:: MATERIAL FOR THE TASK

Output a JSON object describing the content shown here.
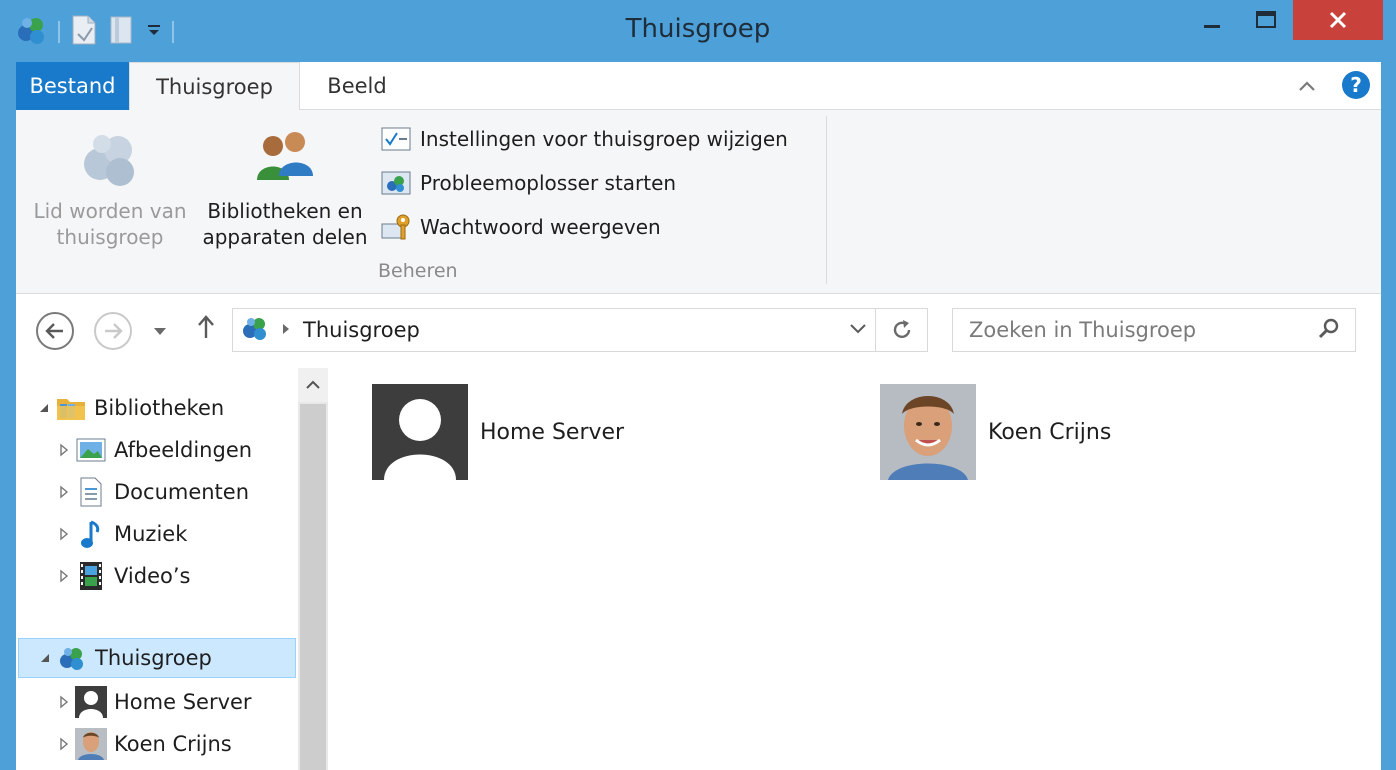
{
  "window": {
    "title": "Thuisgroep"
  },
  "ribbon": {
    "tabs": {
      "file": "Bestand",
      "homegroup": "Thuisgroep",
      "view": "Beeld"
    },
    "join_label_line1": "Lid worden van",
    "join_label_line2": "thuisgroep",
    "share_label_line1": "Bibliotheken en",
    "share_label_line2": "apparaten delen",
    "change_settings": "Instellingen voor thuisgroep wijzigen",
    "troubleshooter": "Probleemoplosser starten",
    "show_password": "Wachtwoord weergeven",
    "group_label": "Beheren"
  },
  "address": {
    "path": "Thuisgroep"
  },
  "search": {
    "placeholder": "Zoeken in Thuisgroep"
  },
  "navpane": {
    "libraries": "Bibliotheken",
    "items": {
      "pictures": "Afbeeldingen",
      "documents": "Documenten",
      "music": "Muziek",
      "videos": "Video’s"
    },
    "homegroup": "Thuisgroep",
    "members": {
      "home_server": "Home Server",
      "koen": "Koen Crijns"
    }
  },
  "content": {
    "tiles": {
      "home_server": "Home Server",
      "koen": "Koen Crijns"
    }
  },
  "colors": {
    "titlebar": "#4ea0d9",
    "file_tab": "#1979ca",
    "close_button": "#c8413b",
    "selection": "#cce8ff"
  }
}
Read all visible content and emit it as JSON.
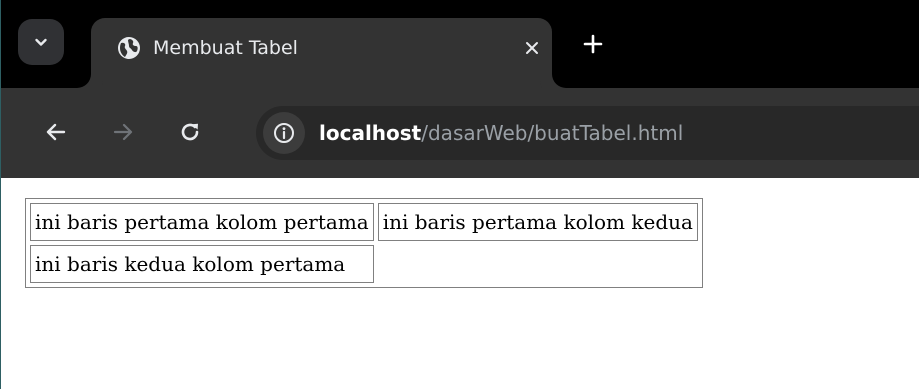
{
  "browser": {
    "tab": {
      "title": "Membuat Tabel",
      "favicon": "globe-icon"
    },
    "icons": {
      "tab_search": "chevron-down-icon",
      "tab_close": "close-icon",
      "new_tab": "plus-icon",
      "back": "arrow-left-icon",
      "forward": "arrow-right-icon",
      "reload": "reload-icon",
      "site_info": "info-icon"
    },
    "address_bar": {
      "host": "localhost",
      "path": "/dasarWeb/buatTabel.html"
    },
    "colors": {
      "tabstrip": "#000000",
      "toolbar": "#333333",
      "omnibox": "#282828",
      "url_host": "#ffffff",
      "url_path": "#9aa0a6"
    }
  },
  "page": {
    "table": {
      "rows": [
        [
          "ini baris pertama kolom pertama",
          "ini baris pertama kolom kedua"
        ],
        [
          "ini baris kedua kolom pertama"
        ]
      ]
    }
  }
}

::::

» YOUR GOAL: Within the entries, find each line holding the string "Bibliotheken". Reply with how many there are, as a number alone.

» RESPONSE TO THE TASK: 2